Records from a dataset
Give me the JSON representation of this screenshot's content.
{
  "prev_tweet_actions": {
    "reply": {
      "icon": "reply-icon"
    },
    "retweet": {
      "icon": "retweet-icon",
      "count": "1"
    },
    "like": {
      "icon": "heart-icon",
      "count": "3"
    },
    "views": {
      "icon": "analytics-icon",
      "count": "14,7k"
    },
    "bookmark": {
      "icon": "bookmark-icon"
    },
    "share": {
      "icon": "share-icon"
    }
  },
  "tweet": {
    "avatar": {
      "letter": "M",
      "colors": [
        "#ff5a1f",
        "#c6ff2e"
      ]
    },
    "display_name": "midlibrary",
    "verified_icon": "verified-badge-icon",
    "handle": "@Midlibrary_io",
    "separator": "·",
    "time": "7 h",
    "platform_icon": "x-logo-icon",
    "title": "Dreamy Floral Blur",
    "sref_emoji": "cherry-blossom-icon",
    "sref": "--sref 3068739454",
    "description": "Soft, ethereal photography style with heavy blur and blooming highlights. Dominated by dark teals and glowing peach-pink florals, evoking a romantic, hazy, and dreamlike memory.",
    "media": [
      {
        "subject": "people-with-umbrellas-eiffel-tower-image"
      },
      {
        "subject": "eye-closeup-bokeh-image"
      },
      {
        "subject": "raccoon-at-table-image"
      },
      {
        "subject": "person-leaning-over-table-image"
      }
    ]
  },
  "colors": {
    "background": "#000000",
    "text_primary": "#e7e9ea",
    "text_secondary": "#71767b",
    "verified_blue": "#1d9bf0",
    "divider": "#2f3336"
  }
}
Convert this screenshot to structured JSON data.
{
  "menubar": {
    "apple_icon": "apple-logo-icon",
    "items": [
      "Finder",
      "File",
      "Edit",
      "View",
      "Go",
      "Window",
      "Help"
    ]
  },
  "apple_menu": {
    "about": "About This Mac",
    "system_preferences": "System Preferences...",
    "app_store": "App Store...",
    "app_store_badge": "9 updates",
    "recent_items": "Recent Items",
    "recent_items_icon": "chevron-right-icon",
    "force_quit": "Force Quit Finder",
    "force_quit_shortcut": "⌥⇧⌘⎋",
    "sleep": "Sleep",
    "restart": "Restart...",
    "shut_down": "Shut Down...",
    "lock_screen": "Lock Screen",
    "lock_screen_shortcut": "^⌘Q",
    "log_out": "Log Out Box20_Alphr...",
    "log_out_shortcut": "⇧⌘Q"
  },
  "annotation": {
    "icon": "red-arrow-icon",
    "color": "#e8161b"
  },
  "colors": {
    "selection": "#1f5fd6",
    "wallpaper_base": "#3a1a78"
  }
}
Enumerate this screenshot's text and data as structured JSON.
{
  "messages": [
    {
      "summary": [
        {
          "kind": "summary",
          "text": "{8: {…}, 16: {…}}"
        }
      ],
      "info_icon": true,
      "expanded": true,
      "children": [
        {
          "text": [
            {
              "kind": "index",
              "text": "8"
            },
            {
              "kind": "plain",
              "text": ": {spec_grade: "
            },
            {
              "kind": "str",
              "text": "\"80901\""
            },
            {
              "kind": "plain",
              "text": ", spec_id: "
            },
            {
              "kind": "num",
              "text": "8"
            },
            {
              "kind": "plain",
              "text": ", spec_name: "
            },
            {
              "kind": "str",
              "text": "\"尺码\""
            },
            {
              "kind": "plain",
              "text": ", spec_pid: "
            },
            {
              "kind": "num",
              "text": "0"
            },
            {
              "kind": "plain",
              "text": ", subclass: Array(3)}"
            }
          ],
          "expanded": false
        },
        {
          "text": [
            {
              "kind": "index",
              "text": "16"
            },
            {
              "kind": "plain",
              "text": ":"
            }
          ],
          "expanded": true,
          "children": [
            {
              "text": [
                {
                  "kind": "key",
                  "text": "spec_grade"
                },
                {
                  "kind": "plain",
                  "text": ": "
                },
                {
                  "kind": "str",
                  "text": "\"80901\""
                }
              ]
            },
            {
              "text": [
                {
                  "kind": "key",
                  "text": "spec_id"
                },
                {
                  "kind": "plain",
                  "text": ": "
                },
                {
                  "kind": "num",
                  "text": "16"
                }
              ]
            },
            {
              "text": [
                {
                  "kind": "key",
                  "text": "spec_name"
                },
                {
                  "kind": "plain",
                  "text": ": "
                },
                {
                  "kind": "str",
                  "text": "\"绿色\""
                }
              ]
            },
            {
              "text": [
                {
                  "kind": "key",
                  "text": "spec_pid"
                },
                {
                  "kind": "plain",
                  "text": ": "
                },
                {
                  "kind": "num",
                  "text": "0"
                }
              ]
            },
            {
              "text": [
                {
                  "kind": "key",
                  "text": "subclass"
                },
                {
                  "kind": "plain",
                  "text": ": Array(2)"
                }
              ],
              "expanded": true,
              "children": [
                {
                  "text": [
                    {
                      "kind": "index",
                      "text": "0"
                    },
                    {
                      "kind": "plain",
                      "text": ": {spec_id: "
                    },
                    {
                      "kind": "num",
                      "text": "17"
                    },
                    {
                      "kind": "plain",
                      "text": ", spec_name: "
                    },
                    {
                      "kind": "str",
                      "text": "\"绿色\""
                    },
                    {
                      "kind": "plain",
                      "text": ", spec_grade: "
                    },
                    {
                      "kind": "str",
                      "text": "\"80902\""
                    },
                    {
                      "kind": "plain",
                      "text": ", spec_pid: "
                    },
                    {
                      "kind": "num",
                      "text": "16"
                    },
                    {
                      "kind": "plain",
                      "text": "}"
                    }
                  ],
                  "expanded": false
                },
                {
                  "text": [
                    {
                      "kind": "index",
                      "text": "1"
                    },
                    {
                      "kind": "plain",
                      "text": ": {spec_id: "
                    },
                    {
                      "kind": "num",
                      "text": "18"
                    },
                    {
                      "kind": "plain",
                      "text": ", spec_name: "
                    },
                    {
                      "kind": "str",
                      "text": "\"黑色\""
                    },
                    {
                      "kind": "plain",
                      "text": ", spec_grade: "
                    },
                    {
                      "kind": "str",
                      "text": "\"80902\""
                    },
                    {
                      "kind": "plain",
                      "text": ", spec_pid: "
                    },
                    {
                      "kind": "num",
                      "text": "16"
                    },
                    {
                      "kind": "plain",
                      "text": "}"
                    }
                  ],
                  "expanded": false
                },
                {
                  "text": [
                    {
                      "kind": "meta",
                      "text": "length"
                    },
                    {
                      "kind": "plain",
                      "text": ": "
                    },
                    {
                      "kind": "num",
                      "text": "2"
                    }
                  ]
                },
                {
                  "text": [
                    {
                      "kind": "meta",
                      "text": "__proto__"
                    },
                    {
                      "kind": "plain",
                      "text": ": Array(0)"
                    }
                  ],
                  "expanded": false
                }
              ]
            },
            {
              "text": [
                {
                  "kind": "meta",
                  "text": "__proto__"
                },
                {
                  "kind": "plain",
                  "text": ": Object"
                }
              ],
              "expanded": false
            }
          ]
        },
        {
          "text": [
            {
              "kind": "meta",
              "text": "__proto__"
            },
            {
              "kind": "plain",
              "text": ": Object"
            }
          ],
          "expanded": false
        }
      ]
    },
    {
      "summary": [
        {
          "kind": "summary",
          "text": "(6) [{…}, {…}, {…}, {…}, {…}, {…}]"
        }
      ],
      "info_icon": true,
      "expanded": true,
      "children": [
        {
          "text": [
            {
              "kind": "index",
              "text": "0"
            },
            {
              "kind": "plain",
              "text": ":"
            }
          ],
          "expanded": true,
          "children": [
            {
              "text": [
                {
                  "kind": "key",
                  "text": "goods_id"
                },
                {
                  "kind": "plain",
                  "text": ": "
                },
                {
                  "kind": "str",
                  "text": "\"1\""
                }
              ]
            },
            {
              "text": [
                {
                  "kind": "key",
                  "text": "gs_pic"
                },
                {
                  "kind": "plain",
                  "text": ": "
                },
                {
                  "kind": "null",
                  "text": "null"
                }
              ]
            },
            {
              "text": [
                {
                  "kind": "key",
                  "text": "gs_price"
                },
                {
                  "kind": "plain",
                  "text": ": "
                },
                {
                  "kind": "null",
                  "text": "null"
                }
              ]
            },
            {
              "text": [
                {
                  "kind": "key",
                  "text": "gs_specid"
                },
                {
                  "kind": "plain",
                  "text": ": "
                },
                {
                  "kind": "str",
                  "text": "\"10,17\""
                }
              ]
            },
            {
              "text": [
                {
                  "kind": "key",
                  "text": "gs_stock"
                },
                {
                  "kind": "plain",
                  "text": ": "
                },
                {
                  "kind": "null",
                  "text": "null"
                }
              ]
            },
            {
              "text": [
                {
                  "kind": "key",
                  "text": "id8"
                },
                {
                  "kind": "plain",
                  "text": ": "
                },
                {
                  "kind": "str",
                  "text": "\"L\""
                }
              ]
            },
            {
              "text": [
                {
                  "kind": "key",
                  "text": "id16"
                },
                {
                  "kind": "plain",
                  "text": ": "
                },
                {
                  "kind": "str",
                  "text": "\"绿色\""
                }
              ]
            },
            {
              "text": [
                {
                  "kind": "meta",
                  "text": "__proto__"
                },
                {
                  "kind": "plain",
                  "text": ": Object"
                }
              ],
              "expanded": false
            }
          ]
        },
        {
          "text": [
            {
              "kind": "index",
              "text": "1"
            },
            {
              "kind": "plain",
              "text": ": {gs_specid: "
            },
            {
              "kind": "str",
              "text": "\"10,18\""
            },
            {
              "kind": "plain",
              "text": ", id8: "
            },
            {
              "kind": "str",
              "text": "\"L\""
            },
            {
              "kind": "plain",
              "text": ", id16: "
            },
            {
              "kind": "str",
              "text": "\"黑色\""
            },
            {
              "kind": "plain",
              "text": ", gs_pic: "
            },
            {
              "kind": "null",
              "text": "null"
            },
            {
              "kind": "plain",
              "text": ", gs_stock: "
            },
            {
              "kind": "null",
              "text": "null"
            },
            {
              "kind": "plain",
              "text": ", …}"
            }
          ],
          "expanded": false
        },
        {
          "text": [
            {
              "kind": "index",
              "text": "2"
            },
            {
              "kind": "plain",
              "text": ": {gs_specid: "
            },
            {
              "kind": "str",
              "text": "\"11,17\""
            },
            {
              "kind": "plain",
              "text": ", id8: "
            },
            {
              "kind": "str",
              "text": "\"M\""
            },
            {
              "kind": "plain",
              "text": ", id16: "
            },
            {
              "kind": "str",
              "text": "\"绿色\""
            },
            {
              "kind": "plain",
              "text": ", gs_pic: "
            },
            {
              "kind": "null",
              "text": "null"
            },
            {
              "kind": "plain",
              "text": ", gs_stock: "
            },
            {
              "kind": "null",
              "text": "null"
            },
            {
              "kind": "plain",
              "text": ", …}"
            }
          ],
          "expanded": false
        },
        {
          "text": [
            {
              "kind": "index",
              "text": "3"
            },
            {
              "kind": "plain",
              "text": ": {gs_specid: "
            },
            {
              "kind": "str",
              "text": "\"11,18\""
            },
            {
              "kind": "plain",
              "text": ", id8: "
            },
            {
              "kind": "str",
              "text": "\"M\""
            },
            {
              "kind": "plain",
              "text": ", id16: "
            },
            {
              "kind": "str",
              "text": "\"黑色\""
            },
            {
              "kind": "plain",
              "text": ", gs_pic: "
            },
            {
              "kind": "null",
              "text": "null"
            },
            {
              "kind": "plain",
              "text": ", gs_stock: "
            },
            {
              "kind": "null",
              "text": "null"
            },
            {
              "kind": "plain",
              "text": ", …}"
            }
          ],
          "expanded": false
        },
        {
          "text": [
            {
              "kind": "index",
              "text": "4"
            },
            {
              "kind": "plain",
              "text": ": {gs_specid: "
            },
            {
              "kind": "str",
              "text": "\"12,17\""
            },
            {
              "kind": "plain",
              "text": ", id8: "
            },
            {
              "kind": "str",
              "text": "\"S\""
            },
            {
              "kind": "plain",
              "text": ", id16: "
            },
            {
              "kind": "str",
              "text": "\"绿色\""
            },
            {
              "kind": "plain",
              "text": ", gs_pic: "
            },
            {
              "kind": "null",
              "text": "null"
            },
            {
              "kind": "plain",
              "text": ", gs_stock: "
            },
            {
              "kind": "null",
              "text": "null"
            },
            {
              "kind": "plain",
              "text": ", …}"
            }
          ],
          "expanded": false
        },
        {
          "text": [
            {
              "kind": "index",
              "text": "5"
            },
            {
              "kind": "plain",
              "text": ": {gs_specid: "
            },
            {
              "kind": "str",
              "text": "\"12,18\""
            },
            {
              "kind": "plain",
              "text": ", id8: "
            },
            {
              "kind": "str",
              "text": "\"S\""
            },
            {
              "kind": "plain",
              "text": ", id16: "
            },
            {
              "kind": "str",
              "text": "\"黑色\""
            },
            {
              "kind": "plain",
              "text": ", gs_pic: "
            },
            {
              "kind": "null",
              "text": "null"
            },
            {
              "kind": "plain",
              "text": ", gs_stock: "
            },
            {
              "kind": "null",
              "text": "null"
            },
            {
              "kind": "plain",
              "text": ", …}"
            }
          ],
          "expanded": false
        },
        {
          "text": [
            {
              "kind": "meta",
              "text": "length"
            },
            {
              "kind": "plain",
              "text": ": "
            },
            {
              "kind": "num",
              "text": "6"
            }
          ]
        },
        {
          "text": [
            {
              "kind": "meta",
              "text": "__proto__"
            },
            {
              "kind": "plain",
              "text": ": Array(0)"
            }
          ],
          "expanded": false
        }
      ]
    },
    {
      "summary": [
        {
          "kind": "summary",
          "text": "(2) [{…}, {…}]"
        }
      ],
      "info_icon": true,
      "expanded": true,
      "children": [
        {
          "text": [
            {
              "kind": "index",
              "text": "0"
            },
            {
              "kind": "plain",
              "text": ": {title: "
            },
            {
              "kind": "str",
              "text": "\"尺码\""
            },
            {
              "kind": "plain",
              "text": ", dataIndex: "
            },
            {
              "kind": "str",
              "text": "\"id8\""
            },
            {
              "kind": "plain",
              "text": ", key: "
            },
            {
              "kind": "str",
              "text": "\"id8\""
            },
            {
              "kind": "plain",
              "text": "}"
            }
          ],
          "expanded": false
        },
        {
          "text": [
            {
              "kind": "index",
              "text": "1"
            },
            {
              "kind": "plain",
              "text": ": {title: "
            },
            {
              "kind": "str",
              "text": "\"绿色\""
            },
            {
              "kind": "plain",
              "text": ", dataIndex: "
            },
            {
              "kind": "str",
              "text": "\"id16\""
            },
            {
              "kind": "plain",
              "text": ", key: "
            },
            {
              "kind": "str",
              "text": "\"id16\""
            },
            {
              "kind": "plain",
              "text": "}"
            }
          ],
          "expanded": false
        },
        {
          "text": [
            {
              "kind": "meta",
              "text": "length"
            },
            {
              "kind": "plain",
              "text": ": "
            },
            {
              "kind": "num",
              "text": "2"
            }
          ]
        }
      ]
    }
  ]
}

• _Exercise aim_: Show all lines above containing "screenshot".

• _Written reply_:
Give me the JSON representation of this screenshot's content.
Convert this screenshot to structured JSON data.
Enumerate this screenshot's text and data as structured JSON.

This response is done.